WORK ORDER: Among the entries that follow, find the lines containing the string "name" and copy them.

PROVIDED RECORDS:
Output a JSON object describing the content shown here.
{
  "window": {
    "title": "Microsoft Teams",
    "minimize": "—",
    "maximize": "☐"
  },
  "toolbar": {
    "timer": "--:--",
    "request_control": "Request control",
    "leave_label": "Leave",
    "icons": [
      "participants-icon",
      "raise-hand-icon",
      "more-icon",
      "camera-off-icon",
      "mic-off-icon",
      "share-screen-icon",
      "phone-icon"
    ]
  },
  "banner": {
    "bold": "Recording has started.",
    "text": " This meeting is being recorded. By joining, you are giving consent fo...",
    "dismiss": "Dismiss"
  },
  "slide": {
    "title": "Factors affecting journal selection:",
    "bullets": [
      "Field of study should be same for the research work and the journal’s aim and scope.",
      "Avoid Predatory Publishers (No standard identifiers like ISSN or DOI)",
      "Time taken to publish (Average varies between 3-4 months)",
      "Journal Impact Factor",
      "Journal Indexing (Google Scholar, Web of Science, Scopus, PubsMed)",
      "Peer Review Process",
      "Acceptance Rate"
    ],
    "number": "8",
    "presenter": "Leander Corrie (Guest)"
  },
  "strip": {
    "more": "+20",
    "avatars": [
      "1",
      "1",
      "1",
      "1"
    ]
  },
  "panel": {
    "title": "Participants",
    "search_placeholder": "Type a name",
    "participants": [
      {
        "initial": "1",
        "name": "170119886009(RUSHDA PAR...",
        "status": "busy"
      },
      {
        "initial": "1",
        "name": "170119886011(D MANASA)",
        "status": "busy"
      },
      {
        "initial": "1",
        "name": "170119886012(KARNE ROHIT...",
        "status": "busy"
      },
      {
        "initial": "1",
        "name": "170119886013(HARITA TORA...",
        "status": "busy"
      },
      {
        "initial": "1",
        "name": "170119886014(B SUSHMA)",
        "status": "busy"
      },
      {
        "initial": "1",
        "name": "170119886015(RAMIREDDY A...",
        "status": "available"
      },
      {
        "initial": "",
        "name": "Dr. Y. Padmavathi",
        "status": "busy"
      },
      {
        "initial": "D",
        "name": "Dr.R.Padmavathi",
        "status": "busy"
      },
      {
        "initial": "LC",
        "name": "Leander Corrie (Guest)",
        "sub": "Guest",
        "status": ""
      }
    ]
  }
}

SOLUTION FOR THIS PROBLEM:
    "search_placeholder": "Type a name",
        "name": "170119886009(RUSHDA PAR...",
        "name": "170119886011(D MANASA)",
        "name": "170119886012(KARNE ROHIT...",
        "name": "170119886013(HARITA TORA...",
        "name": "170119886014(B SUSHMA)",
        "name": "170119886015(RAMIREDDY A...",
        "name": "Dr. Y. Padmavathi",
        "name": "Dr.R.Padmavathi",
        "name": "Leander Corrie (Guest)",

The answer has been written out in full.